BEGIN MATERIAL PROVIDED

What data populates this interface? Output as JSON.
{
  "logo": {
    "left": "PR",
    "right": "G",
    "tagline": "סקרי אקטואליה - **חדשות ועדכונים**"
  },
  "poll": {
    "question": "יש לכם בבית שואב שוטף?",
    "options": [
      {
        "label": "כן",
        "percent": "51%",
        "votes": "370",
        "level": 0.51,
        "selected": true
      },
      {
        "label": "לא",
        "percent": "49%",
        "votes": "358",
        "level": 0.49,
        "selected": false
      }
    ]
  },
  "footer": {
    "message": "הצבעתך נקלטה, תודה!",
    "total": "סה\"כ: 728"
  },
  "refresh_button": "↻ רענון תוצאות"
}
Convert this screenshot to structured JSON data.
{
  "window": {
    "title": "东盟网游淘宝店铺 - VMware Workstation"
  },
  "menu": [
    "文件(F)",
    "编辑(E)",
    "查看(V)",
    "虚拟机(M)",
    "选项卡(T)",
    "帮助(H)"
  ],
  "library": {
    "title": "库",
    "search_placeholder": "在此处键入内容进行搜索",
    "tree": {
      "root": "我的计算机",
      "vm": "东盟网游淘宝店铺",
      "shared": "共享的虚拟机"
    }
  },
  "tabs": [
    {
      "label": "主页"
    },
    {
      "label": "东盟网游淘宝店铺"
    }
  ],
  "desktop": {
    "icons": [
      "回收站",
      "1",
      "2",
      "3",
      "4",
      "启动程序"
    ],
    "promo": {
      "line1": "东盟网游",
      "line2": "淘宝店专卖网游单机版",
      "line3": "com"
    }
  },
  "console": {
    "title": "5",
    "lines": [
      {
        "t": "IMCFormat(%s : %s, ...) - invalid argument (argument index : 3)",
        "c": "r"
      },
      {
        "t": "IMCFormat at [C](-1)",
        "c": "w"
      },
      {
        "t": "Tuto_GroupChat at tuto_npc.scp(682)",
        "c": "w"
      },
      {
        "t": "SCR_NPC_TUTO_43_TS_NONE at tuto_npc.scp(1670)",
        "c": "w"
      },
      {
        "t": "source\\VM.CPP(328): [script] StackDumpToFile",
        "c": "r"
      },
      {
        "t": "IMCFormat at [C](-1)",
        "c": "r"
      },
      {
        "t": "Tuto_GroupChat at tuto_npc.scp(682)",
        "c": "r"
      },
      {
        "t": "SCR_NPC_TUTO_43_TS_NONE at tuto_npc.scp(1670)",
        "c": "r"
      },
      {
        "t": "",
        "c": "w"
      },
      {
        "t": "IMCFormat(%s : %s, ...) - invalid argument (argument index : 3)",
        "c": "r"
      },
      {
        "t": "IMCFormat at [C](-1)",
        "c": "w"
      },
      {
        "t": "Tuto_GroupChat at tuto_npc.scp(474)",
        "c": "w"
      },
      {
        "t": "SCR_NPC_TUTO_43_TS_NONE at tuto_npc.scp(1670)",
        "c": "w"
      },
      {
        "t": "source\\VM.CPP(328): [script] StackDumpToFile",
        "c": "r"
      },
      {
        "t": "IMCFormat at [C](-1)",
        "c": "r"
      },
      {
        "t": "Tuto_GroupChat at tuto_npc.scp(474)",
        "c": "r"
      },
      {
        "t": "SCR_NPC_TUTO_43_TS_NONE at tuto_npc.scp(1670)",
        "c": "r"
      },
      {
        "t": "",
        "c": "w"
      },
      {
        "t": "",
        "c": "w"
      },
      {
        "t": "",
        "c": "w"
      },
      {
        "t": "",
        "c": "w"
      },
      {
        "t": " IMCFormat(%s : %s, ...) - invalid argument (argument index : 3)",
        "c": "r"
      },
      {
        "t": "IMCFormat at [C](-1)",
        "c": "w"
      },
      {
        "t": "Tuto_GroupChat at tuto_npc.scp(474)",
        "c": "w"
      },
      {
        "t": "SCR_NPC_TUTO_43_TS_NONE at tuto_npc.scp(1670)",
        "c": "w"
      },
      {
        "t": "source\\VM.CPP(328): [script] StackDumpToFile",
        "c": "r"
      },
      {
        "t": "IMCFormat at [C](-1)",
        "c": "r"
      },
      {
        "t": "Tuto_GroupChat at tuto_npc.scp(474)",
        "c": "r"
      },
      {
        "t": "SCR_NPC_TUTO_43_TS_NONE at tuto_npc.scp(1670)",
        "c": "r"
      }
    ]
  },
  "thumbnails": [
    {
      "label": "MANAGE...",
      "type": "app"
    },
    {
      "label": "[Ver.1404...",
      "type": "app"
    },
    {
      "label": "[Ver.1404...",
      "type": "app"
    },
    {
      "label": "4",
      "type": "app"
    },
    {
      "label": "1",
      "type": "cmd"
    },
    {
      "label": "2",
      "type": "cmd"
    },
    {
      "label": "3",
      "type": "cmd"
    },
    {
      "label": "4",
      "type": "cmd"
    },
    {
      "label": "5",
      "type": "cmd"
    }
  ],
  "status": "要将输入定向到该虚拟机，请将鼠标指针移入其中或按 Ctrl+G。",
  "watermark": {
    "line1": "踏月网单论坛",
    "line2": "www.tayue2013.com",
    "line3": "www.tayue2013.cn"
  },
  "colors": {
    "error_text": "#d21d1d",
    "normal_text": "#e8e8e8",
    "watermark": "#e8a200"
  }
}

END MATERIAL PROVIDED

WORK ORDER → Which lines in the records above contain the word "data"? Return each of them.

RESULT OF THE TASK →
What data populates this interface? Output as JSON.
Convert this screenshot to structured JSON data.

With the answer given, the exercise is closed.